Stored data:
....
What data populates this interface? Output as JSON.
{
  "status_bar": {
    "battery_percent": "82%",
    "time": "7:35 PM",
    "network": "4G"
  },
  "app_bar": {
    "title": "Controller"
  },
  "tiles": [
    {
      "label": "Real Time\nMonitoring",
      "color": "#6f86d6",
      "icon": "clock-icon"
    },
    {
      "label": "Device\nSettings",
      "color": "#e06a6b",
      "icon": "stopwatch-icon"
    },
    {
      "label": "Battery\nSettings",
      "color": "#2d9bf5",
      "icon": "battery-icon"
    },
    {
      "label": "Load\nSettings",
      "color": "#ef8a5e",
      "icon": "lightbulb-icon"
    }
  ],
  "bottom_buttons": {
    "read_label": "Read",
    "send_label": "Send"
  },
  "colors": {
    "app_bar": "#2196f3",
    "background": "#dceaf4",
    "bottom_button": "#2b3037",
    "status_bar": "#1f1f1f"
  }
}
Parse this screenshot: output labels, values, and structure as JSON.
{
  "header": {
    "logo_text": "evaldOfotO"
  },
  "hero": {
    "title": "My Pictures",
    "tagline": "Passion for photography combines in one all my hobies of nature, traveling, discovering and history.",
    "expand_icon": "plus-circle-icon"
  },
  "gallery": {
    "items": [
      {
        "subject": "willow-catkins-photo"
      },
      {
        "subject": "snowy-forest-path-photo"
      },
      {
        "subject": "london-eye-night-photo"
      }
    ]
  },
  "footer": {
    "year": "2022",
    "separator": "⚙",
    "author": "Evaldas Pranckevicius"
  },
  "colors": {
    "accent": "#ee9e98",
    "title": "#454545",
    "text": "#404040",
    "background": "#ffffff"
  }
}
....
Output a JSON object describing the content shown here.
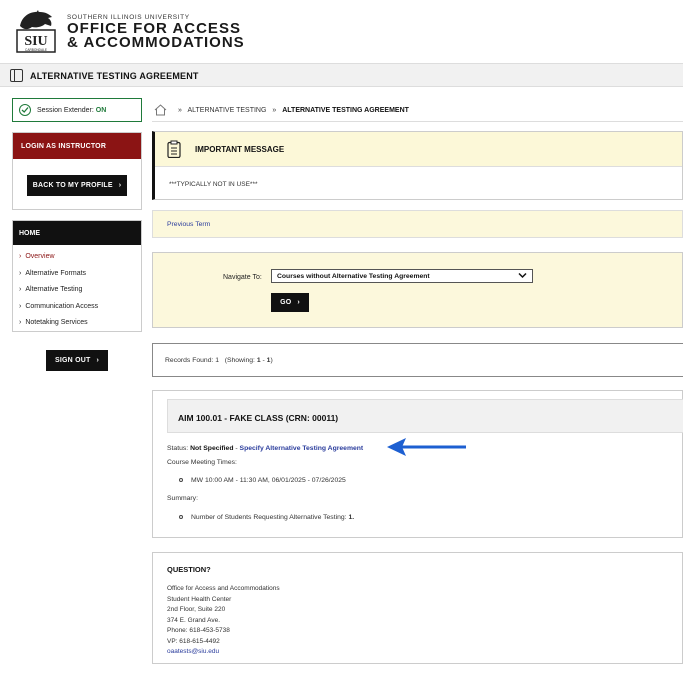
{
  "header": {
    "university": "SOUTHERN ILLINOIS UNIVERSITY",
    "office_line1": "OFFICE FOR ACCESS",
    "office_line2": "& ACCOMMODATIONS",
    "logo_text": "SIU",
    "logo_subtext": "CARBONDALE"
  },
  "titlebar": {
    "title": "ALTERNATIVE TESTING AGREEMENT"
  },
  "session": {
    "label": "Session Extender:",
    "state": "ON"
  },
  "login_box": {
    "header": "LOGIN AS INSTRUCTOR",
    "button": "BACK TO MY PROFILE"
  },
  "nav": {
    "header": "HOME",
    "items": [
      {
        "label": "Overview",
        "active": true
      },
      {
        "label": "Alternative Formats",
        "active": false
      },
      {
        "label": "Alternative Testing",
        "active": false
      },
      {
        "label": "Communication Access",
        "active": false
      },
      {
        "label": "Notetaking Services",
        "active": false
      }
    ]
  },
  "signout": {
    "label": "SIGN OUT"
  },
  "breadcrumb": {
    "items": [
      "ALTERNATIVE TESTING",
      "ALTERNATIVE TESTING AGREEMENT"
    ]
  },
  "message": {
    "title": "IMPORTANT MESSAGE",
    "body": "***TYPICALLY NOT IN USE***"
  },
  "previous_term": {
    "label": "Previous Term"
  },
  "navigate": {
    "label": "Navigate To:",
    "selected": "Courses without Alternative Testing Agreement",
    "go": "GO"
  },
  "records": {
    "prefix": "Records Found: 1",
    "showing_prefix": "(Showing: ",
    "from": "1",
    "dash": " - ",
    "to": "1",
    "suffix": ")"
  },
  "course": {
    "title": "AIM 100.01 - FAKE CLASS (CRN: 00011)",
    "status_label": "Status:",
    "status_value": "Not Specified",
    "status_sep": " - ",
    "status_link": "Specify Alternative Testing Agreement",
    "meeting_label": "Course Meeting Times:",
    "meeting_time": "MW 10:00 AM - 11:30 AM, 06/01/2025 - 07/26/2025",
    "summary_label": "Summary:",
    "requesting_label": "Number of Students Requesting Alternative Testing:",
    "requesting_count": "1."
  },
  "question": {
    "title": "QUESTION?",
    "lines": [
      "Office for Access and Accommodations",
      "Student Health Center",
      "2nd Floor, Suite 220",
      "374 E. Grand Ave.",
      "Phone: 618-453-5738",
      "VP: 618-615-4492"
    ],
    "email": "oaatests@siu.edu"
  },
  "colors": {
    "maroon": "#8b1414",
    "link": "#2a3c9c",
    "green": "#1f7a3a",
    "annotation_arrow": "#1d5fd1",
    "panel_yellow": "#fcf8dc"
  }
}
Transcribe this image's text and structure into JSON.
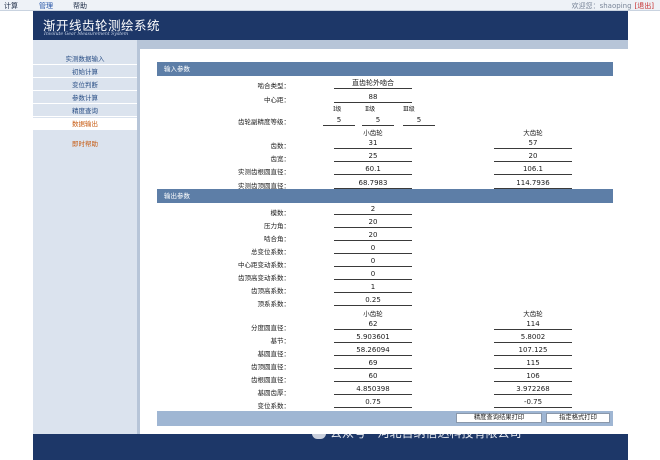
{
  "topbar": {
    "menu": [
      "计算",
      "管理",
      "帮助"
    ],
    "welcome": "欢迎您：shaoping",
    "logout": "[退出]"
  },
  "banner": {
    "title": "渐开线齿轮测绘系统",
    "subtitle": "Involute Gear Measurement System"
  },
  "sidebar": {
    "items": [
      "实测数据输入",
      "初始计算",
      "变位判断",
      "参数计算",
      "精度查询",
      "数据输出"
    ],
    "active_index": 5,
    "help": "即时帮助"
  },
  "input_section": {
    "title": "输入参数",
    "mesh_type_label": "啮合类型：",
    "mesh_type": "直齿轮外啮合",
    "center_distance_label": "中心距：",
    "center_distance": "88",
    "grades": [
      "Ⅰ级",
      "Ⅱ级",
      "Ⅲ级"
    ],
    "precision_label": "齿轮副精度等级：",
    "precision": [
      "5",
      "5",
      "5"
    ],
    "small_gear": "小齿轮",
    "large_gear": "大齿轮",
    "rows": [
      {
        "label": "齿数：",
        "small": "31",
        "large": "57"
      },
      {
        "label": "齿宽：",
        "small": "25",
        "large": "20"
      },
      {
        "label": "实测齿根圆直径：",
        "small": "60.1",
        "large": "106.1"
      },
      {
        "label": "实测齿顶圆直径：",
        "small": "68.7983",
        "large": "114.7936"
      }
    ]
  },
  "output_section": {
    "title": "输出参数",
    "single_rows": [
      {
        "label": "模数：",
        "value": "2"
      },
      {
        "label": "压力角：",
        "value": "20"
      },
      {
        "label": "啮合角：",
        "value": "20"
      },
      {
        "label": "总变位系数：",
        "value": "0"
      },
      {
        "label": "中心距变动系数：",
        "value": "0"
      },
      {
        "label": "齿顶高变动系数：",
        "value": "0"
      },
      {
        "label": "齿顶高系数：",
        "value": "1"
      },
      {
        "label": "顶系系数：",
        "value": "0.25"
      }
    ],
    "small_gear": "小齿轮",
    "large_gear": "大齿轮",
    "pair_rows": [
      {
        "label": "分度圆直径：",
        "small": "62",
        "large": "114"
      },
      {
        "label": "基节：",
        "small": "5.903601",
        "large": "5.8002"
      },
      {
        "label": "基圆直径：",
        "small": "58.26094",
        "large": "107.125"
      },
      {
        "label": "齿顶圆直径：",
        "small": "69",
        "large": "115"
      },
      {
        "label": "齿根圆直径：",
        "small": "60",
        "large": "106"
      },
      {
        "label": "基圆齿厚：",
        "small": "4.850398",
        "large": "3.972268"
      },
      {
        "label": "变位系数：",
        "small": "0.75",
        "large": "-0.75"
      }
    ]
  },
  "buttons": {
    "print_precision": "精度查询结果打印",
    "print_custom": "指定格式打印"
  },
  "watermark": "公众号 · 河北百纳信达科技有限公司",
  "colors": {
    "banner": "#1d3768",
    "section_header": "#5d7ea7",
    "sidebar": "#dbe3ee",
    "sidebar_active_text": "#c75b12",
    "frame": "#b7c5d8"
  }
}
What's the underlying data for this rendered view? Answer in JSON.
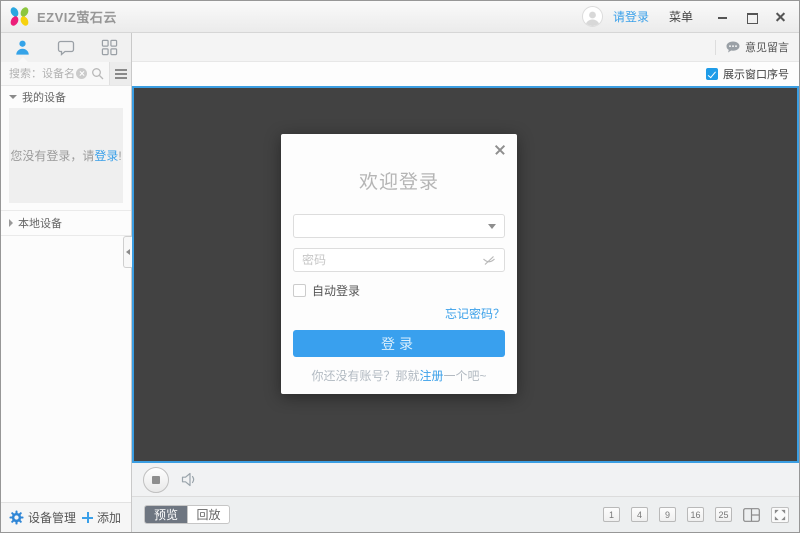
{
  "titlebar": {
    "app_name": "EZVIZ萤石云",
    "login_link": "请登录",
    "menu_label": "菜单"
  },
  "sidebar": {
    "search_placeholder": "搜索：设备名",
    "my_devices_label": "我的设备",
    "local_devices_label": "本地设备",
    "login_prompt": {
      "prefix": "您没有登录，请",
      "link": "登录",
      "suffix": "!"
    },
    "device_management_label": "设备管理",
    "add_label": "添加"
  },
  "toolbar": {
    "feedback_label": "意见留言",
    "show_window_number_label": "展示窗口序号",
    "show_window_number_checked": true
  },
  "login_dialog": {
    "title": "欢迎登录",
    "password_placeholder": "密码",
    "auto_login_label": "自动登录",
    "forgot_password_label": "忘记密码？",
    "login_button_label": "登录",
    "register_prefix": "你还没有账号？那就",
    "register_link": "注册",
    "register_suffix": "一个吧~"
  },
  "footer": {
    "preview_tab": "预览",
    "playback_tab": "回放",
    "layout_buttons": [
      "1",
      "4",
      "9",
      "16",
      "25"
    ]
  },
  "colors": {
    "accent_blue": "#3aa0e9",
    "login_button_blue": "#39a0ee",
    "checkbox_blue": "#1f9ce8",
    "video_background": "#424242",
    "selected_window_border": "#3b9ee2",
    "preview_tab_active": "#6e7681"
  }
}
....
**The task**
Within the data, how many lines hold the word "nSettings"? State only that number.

**Result for this task**
3